Safuwan happy to play anywhere

About 25,000 fans cheered the Lions on throughout the 0-0 draw against Malaysia in the Causeway Challenge.
About 25,000 fans cheered the Lions on throughout the 0-0 draw against Malaysia in the Causeway Challenge.ST PHOTO: DESMOND WEE, ONG WEE JIN
Singapore caretaker coach V. Sundramoorthy passing instructions to captain Hariss Harun and Faris Ramli during a break in last night's game.
Singapore caretaker coach V. Sundramoorthy passing instructions to captain Hariss Harun and Faris Ramli during a break in last night's game.ST PHOTO: DESMOND WEE, ONG WEE JIN
A young fan caused a minor stir when he walked up to the Singapore national team players to take a wefie after the whistle.
A young fan caused a minor stir when he walked up to the Singapore national team players to take a wefie after the whistle.ST PHOTO: DESMOND WEE, ONG WEE JIN

Versatile Lion gives much support up front but stresses need to attack & score as a team

Safuwan Baharudin has excelled as a defender and midfielder, and his versatility means that he can move further up the pitch too.

The lanky defender-turned-midfielder utilised his superior height and aerial prowess to support the Lions' attack last night, in particular assisting strikers Khairul Amri and his replacement Sahil Suhaimi in their 0-0 draw with Malaysia in the Causeway Challenge.

The PDRM player is comfortable in an offensive role, having been a striker during his Singapore Sports School days, even though Singapore eventually struggled to find the net, with Amri, Hariss Harun and Daniel Bennett each hitting the woodwork once. PDRM are the Malaysian police team and they play in the Malaysia Super League.

The utility player said: "It is not easy because I've been playing in so many positions in recent years.

"I'm still trying to give more options for myself."

While he feels that he can be an asset at the front in creating goal-scoring chances, he pointed out that applying the finishing touch for a goal is an area that the team, including himself, need to work on.

He said: "For today, we still need to work on the finishing touches before we head for the goal.

"We could have easily scored a goal once or twice during the game.

"Experimenting and trying out is one thing, but it is most important to deliver and score a goal as a team. It's not about experimenting any more, it's about giving the solution and delivering."

But even after all the experimenting in various roles, Safuwan, 25, refused to settle on a preferred position. He said: "Whichever position I am required to play in, I will do my best in that role. I have to think about the team, if things are not going well for the team at that point in time, then I have to (fit that role)."

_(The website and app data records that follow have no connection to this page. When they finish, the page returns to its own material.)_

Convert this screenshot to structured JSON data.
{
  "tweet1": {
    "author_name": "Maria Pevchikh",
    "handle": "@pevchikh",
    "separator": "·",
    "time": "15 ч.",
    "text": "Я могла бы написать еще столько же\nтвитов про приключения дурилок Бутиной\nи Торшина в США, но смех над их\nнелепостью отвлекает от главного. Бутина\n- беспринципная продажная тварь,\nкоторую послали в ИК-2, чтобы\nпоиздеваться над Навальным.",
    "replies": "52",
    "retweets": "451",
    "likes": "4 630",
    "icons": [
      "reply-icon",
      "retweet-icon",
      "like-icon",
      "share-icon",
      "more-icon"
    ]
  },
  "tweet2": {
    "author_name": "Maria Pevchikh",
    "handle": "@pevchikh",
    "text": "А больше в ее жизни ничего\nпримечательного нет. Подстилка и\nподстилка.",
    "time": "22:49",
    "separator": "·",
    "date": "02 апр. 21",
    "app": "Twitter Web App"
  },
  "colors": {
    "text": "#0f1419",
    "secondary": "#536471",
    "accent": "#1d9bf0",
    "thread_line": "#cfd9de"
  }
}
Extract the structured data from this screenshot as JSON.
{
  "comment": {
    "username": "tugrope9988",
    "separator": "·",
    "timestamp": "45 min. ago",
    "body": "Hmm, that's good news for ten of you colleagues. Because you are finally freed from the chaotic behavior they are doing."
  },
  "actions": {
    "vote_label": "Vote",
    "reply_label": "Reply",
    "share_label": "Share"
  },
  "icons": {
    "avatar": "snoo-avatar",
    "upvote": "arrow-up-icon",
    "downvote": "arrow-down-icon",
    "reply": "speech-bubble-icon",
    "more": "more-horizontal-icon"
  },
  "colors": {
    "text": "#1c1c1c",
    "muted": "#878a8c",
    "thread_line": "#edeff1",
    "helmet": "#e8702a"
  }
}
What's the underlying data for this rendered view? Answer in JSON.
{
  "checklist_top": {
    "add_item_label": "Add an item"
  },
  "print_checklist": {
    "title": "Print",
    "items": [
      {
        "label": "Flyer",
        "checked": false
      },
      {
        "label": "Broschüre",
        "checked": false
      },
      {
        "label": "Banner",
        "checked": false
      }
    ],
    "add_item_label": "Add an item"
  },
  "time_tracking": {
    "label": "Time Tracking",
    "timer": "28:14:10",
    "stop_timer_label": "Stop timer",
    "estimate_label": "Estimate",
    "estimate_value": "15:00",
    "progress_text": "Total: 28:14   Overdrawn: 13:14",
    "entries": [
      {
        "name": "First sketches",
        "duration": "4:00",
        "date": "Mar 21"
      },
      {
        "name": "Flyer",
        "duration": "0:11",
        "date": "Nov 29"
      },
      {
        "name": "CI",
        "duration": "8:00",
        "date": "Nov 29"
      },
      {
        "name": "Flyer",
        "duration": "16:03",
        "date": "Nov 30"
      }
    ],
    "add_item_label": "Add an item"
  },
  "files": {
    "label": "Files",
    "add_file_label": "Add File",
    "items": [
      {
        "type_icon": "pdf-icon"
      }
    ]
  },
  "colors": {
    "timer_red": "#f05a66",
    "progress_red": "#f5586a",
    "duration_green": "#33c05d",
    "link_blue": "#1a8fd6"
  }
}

The Lions dominated the proceedings but the Malaysian defence stood firm against the waves of attacks.

V. Sundramoorthy's team were facing a new-look Malaysia side, who were still rebuilding following the retirements of key players S. Kunanlan, Amirulhadi Zainal, Aidil Zafuan and former captain Safiq Rahim, the top scorer in the 2014 AFF Suzuki Cup.

Safuwan said: "We played good football, but I think both parties were too cautious. We created so many chances but we didn't score."

A version of this article appeared in the print edition of The Straits Times on October 08, 2016, with the headline 'Safuwan happy to play anywhere'. Print Edition | Subscribe